Using the NSI Pathways™ framework and methodology, this work explores the relationship between the markers for reconciliation and reintegration (R&R). Examination of the two sets of markers indicates that there is a significant degree of overlap between the two processes, and that—in the case of Afghanistan—reintegration markers are a complete subset of reconciliation markers. This finding suggests that reintegration in Afghanistan can be pursued without undermining or prohibiting reconciliation.
However, an assessment of these markers in Afghanistan reveals that there is a striking absence of critical drivers for R&R, both overall and compared with four historical case studies. Moreover, there is a similar or greater number of critical barriers to R&R in Afghanistan compared with other cases. Successful R&R appears to require an equal or greater number of drivers than barriers. Yet, in Afghanistan, there are more barriers than drivers to R&R, suggesting that these outcomes will be difficult to achieve.

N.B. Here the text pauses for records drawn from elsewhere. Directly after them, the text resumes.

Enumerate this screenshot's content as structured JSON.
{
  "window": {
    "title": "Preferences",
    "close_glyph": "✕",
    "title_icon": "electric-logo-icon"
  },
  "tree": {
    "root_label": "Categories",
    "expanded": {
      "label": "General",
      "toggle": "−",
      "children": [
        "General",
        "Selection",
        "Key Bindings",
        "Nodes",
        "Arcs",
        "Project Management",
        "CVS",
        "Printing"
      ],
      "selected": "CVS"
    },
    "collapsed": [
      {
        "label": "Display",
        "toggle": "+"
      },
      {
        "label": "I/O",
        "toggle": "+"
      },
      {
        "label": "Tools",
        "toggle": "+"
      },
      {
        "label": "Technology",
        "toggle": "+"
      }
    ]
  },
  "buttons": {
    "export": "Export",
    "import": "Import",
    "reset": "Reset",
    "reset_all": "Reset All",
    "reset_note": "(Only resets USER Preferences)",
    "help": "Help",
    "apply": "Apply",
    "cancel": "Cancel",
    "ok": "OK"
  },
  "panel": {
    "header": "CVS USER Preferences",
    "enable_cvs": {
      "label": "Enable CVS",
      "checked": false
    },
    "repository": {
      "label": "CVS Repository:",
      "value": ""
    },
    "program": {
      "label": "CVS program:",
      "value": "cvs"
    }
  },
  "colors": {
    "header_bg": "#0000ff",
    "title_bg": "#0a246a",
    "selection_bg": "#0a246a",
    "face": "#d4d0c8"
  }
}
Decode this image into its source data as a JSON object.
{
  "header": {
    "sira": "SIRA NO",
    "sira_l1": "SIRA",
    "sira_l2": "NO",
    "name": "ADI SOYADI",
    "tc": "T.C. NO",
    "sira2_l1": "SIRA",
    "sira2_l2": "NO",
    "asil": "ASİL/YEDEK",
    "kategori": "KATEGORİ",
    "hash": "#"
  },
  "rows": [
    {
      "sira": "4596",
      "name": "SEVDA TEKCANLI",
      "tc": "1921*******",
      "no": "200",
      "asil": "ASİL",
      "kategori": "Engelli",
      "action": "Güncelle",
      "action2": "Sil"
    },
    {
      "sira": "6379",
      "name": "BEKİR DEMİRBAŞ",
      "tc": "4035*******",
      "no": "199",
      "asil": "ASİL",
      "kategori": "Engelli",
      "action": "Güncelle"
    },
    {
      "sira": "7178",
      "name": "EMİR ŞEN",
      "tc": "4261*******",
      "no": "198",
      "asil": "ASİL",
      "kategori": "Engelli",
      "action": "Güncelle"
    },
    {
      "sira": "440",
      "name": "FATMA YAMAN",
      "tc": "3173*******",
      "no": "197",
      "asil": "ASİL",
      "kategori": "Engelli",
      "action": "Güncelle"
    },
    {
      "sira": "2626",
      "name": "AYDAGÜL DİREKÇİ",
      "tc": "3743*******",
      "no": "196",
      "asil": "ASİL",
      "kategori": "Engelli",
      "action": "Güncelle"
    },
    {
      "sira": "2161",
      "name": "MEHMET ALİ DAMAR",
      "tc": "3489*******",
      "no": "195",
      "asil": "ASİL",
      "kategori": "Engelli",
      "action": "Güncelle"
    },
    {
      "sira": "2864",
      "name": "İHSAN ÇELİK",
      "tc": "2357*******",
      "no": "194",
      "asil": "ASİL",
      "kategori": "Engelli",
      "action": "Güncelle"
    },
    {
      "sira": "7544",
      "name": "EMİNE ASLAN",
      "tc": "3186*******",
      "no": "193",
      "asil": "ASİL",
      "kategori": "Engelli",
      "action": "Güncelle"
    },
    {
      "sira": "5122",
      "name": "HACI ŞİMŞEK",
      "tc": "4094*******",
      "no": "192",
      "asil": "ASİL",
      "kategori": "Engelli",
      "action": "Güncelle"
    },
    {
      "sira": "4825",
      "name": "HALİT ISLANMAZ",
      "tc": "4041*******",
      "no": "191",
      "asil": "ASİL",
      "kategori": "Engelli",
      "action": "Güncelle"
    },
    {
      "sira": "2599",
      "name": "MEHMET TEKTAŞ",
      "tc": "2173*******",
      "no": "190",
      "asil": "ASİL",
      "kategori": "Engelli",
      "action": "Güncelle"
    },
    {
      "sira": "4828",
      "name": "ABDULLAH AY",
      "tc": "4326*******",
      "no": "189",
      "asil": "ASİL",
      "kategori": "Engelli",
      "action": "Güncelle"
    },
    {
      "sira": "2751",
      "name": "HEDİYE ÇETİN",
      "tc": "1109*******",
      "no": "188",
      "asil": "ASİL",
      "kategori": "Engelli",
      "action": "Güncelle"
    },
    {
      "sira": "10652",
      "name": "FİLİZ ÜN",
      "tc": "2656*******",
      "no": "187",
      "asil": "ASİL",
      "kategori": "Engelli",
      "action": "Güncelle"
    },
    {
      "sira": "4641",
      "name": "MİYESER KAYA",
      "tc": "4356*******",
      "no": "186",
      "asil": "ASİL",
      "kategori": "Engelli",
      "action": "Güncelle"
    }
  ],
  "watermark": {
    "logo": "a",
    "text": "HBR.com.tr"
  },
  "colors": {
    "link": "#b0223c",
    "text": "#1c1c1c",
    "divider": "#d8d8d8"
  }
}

R&R markers are also examined using the DIMEFIL framework to assess which USG agencies are best positioned to influence R&R. Almost all R&R drivers are Diplomatic or Informational, though the military can serve a crucial support role in addressing these drivers (e.g., through information operations, key leader engagement, force protection, military police functions, etc.). The military can also lead some efforts to address R&R barriers, which fall more firmly within its purview. For example, combatting decentralization and privatization of violence through militias reduces a barrier to state monopoly on authorization of violence.